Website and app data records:
%%

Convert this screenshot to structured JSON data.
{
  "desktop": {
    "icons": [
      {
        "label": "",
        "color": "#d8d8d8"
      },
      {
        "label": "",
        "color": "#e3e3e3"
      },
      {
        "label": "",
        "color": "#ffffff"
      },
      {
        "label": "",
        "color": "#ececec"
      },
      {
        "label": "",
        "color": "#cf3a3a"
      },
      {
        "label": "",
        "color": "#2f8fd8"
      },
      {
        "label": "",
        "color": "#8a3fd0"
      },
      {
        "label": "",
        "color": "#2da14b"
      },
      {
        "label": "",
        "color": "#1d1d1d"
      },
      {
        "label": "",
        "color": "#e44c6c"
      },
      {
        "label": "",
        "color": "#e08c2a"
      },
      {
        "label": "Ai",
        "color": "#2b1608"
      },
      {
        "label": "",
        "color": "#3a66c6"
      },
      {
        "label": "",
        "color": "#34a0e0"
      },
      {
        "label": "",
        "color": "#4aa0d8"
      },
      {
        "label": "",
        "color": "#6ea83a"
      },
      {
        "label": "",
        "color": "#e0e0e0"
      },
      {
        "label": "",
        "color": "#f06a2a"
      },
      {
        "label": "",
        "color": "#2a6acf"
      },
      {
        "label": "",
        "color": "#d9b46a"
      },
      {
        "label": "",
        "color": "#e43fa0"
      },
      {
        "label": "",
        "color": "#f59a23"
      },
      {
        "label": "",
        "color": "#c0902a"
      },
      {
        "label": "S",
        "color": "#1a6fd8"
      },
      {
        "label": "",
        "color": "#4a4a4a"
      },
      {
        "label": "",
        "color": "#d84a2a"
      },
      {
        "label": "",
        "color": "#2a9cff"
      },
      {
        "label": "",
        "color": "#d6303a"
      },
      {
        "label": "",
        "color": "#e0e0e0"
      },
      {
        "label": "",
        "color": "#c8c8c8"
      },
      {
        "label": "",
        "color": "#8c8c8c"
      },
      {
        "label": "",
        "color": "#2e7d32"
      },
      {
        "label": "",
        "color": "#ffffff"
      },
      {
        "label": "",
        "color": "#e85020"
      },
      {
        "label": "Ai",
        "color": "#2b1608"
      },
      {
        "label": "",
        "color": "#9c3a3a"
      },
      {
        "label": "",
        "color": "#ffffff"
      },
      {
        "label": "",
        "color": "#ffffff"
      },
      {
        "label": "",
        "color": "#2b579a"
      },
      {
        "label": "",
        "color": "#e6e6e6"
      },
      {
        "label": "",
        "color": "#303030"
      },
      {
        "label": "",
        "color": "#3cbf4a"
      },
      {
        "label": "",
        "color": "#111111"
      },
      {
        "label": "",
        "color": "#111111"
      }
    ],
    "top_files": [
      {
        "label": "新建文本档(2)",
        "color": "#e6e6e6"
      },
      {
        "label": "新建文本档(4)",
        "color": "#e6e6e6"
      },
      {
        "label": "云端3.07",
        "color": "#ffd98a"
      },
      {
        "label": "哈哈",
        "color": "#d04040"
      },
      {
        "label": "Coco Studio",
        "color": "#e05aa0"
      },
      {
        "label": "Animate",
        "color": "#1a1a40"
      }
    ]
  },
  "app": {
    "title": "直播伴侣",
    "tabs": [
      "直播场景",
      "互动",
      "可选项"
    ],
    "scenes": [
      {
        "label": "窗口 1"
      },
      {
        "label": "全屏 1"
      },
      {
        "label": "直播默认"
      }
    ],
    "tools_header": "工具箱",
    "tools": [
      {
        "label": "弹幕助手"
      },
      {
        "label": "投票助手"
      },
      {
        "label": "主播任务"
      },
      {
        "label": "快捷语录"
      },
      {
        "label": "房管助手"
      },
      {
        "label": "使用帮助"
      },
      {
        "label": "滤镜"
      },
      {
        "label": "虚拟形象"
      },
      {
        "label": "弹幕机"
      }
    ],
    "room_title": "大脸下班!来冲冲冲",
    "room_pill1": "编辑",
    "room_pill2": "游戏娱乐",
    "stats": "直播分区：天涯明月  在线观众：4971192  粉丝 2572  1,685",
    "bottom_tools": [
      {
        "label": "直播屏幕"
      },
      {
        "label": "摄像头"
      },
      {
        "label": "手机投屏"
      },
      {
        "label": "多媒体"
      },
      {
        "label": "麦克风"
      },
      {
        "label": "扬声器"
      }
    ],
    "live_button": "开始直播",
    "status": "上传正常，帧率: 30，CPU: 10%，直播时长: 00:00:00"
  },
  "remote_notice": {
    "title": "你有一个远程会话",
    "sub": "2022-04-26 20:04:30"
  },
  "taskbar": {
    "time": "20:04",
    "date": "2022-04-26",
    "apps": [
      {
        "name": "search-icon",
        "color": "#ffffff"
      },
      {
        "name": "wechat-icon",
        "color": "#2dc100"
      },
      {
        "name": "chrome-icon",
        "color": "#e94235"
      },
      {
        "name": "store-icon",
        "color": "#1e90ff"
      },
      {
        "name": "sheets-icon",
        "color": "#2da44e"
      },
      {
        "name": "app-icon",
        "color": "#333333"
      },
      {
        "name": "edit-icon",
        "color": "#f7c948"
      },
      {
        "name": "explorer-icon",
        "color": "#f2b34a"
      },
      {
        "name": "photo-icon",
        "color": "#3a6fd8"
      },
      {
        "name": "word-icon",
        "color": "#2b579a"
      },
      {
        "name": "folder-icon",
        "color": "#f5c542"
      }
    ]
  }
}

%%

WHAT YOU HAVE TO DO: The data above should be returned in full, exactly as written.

RESPONSE:
Convert this screenshot to structured JSON data.
{
  "desktop": {
    "icons": [
      {
        "label": "",
        "color": "#d8d8d8"
      },
      {
        "label": "",
        "color": "#e3e3e3"
      },
      {
        "label": "",
        "color": "#ffffff"
      },
      {
        "label": "",
        "color": "#ececec"
      },
      {
        "label": "",
        "color": "#cf3a3a"
      },
      {
        "label": "",
        "color": "#2f8fd8"
      },
      {
        "label": "",
        "color": "#8a3fd0"
      },
      {
        "label": "",
        "color": "#2da14b"
      },
      {
        "label": "",
        "color": "#1d1d1d"
      },
      {
        "label": "",
        "color": "#e44c6c"
      },
      {
        "label": "",
        "color": "#e08c2a"
      },
      {
        "label": "Ai",
        "color": "#2b1608"
      },
      {
        "label": "",
        "color": "#3a66c6"
      },
      {
        "label": "",
        "color": "#34a0e0"
      },
      {
        "label": "",
        "color": "#4aa0d8"
      },
      {
        "label": "",
        "color": "#6ea83a"
      },
      {
        "label": "",
        "color": "#e0e0e0"
      },
      {
        "label": "",
        "color": "#f06a2a"
      },
      {
        "label": "",
        "color": "#2a6acf"
      },
      {
        "label": "",
        "color": "#d9b46a"
      },
      {
        "label": "",
        "color": "#e43fa0"
      },
      {
        "label": "",
        "color": "#f59a23"
      },
      {
        "label": "",
        "color": "#c0902a"
      },
      {
        "label": "S",
        "color": "#1a6fd8"
      },
      {
        "label": "",
        "color": "#4a4a4a"
      },
      {
        "label": "",
        "color": "#d84a2a"
      },
      {
        "label": "",
        "color": "#2a9cff"
      },
      {
        "label": "",
        "color": "#d6303a"
      },
      {
        "label": "",
        "color": "#e0e0e0"
      },
      {
        "label": "",
        "color": "#c8c8c8"
      },
      {
        "label": "",
        "color": "#8c8c8c"
      },
      {
        "label": "",
        "color": "#2e7d32"
      },
      {
        "label": "",
        "color": "#ffffff"
      },
      {
        "label": "",
        "color": "#e85020"
      },
      {
        "label": "Ai",
        "color": "#2b1608"
      },
      {
        "label": "",
        "color": "#9c3a3a"
      },
      {
        "label": "",
        "color": "#ffffff"
      },
      {
        "label": "",
        "color": "#ffffff"
      },
      {
        "label": "",
        "color": "#2b579a"
      },
      {
        "label": "",
        "color": "#e6e6e6"
      },
      {
        "label": "",
        "color": "#303030"
      },
      {
        "label": "",
        "color": "#3cbf4a"
      },
      {
        "label": "",
        "color": "#111111"
      },
      {
        "label": "",
        "color": "#111111"
      }
    ],
    "top_files": [
      {
        "label": "新建文本档(2)",
        "color": "#e6e6e6"
      },
      {
        "label": "新建文本档(4)",
        "color": "#e6e6e6"
      },
      {
        "label": "云端3.07",
        "color": "#ffd98a"
      },
      {
        "label": "哈哈",
        "color": "#d04040"
      },
      {
        "label": "Coco Studio",
        "color": "#e05aa0"
      },
      {
        "label": "Animate",
        "color": "#1a1a40"
      }
    ]
  },
  "app": {
    "title": "直播伴侣",
    "tabs": [
      "直播场景",
      "互动",
      "可选项"
    ],
    "scenes": [
      {
        "label": "窗口 1"
      },
      {
        "label": "全屏 1"
      },
      {
        "label": "直播默认"
      }
    ],
    "tools_header": "工具箱",
    "tools": [
      {
        "label": "弹幕助手"
      },
      {
        "label": "投票助手"
      },
      {
        "label": "主播任务"
      },
      {
        "label": "快捷语录"
      },
      {
        "label": "房管助手"
      },
      {
        "label": "使用帮助"
      },
      {
        "label": "滤镜"
      },
      {
        "label": "虚拟形象"
      },
      {
        "label": "弹幕机"
      }
    ],
    "room_title": "大脸下班!来冲冲冲",
    "room_pill1": "编辑",
    "room_pill2": "游戏娱乐",
    "stats": "直播分区：天涯明月  在线观众：4971192  粉丝 2572  1,685",
    "bottom_tools": [
      {
        "label": "直播屏幕"
      },
      {
        "label": "摄像头"
      },
      {
        "label": "手机投屏"
      },
      {
        "label": "多媒体"
      },
      {
        "label": "麦克风"
      },
      {
        "label": "扬声器"
      }
    ],
    "live_button": "开始直播",
    "status": "上传正常，帧率: 30，CPU: 10%，直播时长: 00:00:00"
  },
  "remote_notice": {
    "title": "你有一个远程会话",
    "sub": "2022-04-26 20:04:30"
  },
  "taskbar": {
    "time": "20:04",
    "date": "2022-04-26",
    "apps": [
      {
        "name": "search-icon",
        "color": "#ffffff"
      },
      {
        "name": "wechat-icon",
        "color": "#2dc100"
      },
      {
        "name": "chrome-icon",
        "color": "#e94235"
      },
      {
        "name": "store-icon",
        "color": "#1e90ff"
      },
      {
        "name": "sheets-icon",
        "color": "#2da44e"
      },
      {
        "name": "app-icon",
        "color": "#333333"
      },
      {
        "name": "edit-icon",
        "color": "#f7c948"
      },
      {
        "name": "explorer-icon",
        "color": "#f2b34a"
      },
      {
        "name": "photo-icon",
        "color": "#3a6fd8"
      },
      {
        "name": "word-icon",
        "color": "#2b579a"
      },
      {
        "name": "folder-icon",
        "color": "#f5c542"
      }
    ]
  }
}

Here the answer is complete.